One of the world’s largest ammonia producers, TogliattiAzot did not contact the affected villages’ head of administration until a whole week after the incident, and has yet to offer any monetary compensation. The regional governor, Alexei Gordeyev, has since initiated a lawsuit against the company. According to Pravda, Russian President Vladimir Putin is taking the situation under special control, as nearly 1,400 kilometers (869 miles) of the ammonia pipeline run through the territory of Russia. What kind of “special control” that might be remains unclear.
Workers had to isolate the part of pipeline.
Authorities have launched an investigation to uncover the exact causes of the pipeline accident, which currently remain unknown. However, it is likely that bad corporate governance led to the leakage incident, as TogliattiAzot has previously been accused of violating environmental and manufacturing regulations. Taking a closer look at the backgrounds of the company’s top decision makers –the majority shareholders– it becomes evident why they might not have been personally invested in the well-being or ethics of the enterprise.

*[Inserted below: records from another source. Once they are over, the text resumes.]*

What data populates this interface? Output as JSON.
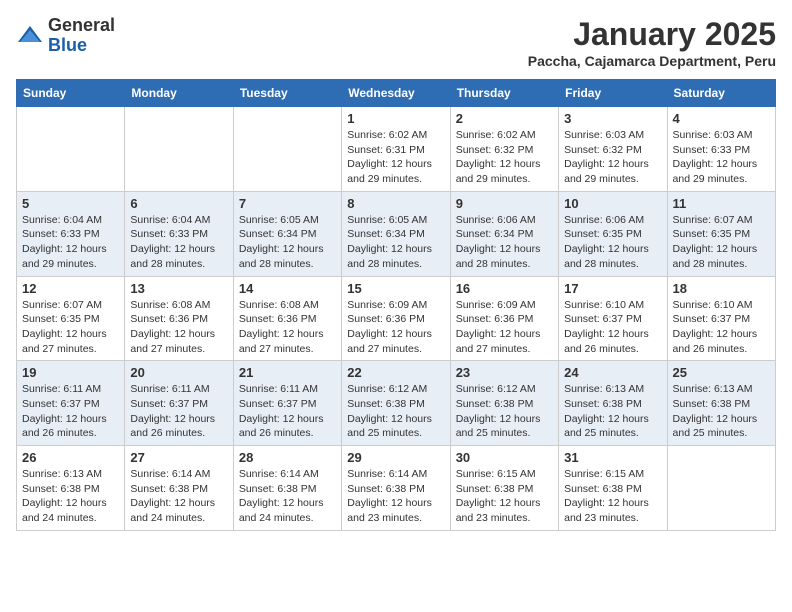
{
  "logo": {
    "general": "General",
    "blue": "Blue"
  },
  "header": {
    "title": "January 2025",
    "subtitle": "Paccha, Cajamarca Department, Peru"
  },
  "weekdays": [
    "Sunday",
    "Monday",
    "Tuesday",
    "Wednesday",
    "Thursday",
    "Friday",
    "Saturday"
  ],
  "weeks": [
    [
      null,
      null,
      null,
      {
        "day": "1",
        "sunrise": "Sunrise: 6:02 AM",
        "sunset": "Sunset: 6:31 PM",
        "daylight": "Daylight: 12 hours and 29 minutes."
      },
      {
        "day": "2",
        "sunrise": "Sunrise: 6:02 AM",
        "sunset": "Sunset: 6:32 PM",
        "daylight": "Daylight: 12 hours and 29 minutes."
      },
      {
        "day": "3",
        "sunrise": "Sunrise: 6:03 AM",
        "sunset": "Sunset: 6:32 PM",
        "daylight": "Daylight: 12 hours and 29 minutes."
      },
      {
        "day": "4",
        "sunrise": "Sunrise: 6:03 AM",
        "sunset": "Sunset: 6:33 PM",
        "daylight": "Daylight: 12 hours and 29 minutes."
      }
    ],
    [
      {
        "day": "5",
        "sunrise": "Sunrise: 6:04 AM",
        "sunset": "Sunset: 6:33 PM",
        "daylight": "Daylight: 12 hours and 29 minutes."
      },
      {
        "day": "6",
        "sunrise": "Sunrise: 6:04 AM",
        "sunset": "Sunset: 6:33 PM",
        "daylight": "Daylight: 12 hours and 28 minutes."
      },
      {
        "day": "7",
        "sunrise": "Sunrise: 6:05 AM",
        "sunset": "Sunset: 6:34 PM",
        "daylight": "Daylight: 12 hours and 28 minutes."
      },
      {
        "day": "8",
        "sunrise": "Sunrise: 6:05 AM",
        "sunset": "Sunset: 6:34 PM",
        "daylight": "Daylight: 12 hours and 28 minutes."
      },
      {
        "day": "9",
        "sunrise": "Sunrise: 6:06 AM",
        "sunset": "Sunset: 6:34 PM",
        "daylight": "Daylight: 12 hours and 28 minutes."
      },
      {
        "day": "10",
        "sunrise": "Sunrise: 6:06 AM",
        "sunset": "Sunset: 6:35 PM",
        "daylight": "Daylight: 12 hours and 28 minutes."
      },
      {
        "day": "11",
        "sunrise": "Sunrise: 6:07 AM",
        "sunset": "Sunset: 6:35 PM",
        "daylight": "Daylight: 12 hours and 28 minutes."
      }
    ],
    [
      {
        "day": "12",
        "sunrise": "Sunrise: 6:07 AM",
        "sunset": "Sunset: 6:35 PM",
        "daylight": "Daylight: 12 hours and 27 minutes."
      },
      {
        "day": "13",
        "sunrise": "Sunrise: 6:08 AM",
        "sunset": "Sunset: 6:36 PM",
        "daylight": "Daylight: 12 hours and 27 minutes."
      },
      {
        "day": "14",
        "sunrise": "Sunrise: 6:08 AM",
        "sunset": "Sunset: 6:36 PM",
        "daylight": "Daylight: 12 hours and 27 minutes."
      },
      {
        "day": "15",
        "sunrise": "Sunrise: 6:09 AM",
        "sunset": "Sunset: 6:36 PM",
        "daylight": "Daylight: 12 hours and 27 minutes."
      },
      {
        "day": "16",
        "sunrise": "Sunrise: 6:09 AM",
        "sunset": "Sunset: 6:36 PM",
        "daylight": "Daylight: 12 hours and 27 minutes."
      },
      {
        "day": "17",
        "sunrise": "Sunrise: 6:10 AM",
        "sunset": "Sunset: 6:37 PM",
        "daylight": "Daylight: 12 hours and 26 minutes."
      },
      {
        "day": "18",
        "sunrise": "Sunrise: 6:10 AM",
        "sunset": "Sunset: 6:37 PM",
        "daylight": "Daylight: 12 hours and 26 minutes."
      }
    ],
    [
      {
        "day": "19",
        "sunrise": "Sunrise: 6:11 AM",
        "sunset": "Sunset: 6:37 PM",
        "daylight": "Daylight: 12 hours and 26 minutes."
      },
      {
        "day": "20",
        "sunrise": "Sunrise: 6:11 AM",
        "sunset": "Sunset: 6:37 PM",
        "daylight": "Daylight: 12 hours and 26 minutes."
      },
      {
        "day": "21",
        "sunrise": "Sunrise: 6:11 AM",
        "sunset": "Sunset: 6:37 PM",
        "daylight": "Daylight: 12 hours and 26 minutes."
      },
      {
        "day": "22",
        "sunrise": "Sunrise: 6:12 AM",
        "sunset": "Sunset: 6:38 PM",
        "daylight": "Daylight: 12 hours and 25 minutes."
      },
      {
        "day": "23",
        "sunrise": "Sunrise: 6:12 AM",
        "sunset": "Sunset: 6:38 PM",
        "daylight": "Daylight: 12 hours and 25 minutes."
      },
      {
        "day": "24",
        "sunrise": "Sunrise: 6:13 AM",
        "sunset": "Sunset: 6:38 PM",
        "daylight": "Daylight: 12 hours and 25 minutes."
      },
      {
        "day": "25",
        "sunrise": "Sunrise: 6:13 AM",
        "sunset": "Sunset: 6:38 PM",
        "daylight": "Daylight: 12 hours and 25 minutes."
      }
    ],
    [
      {
        "day": "26",
        "sunrise": "Sunrise: 6:13 AM",
        "sunset": "Sunset: 6:38 PM",
        "daylight": "Daylight: 12 hours and 24 minutes."
      },
      {
        "day": "27",
        "sunrise": "Sunrise: 6:14 AM",
        "sunset": "Sunset: 6:38 PM",
        "daylight": "Daylight: 12 hours and 24 minutes."
      },
      {
        "day": "28",
        "sunrise": "Sunrise: 6:14 AM",
        "sunset": "Sunset: 6:38 PM",
        "daylight": "Daylight: 12 hours and 24 minutes."
      },
      {
        "day": "29",
        "sunrise": "Sunrise: 6:14 AM",
        "sunset": "Sunset: 6:38 PM",
        "daylight": "Daylight: 12 hours and 23 minutes."
      },
      {
        "day": "30",
        "sunrise": "Sunrise: 6:15 AM",
        "sunset": "Sunset: 6:38 PM",
        "daylight": "Daylight: 12 hours and 23 minutes."
      },
      {
        "day": "31",
        "sunrise": "Sunrise: 6:15 AM",
        "sunset": "Sunset: 6:38 PM",
        "daylight": "Daylight: 12 hours and 23 minutes."
      },
      null
    ]
  ]
}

The majority shareholders of Togliattiazot — the Makhlai family and Swiss businessman Andreas Zivy — have not appeared in Russia for the past ten years. Sergei Makhlai (Chairman of the Board of Directors of JSC TogliattiAzot) moved to the United States in 1994, where he subsequently became a U.S. citizen. Co-owner Vladimir Makhlai fled Russia in 2005, hiding from prosecution regarding fraud and tax evasion. And former general manager of the company, Evgeny Korolev, suspected of large-scale fraud, moved to London in 2013. Most recently, in late 2014, the directors of Togliattiazot were even put on Interpol’s international wanted list.
In other words, Sergei Makhlai, Vladimir Makhlai, Andreas Zivy (the head of the Swiss agricultural company Ameropa) and Director of Nitrochem Distribution, Beat Ruprecht, cannot legally enter Russia to control and supervise the ammonia chemical plant.
As a result, the company has not held a single meeting of the Board of Directors in Russia during the last decade . According to Pravda, “Under the Russian corporate law, all joint stock companies are required to hold annual general meetings of shareholders before June 30. As of the end of July, no such meeting has been conducted.”
The Russian governmental watchdog on ecology and industrial safety, Rostechnadzor, issued several unheeded warnings against TogliattiAzot, citing 558 technical violations, such as worn-out equipment, back in 2012. The company has not prioritized investing in these safety measures, even though it boasted paying dividends of 2.9 billion rubles ($51 million) in 2011, 3.9 billion rubles ($69 million) in 2012-2013 and a hefty 5.3 billion rubles ($95 million) in 2014. Lack of modernization of the manufacturing systems might also explain why the company only produces at60% capacity, with 2.9 million tons of ammonia produced in 2014.
It is still uncertain how this accident will influence the global ammonia market as production might decline due to repair downtime. Preventing a repeat of this disaster will depend on whether TogliattiAzot begins to follow regulation,s and starts listening to the complaints of minority shareholders, who might be better-in touch with the company’s needs. In the meantime, the residents of the Ternovo district will continue to suffer from the consequences of the pipeline rupture for years to come.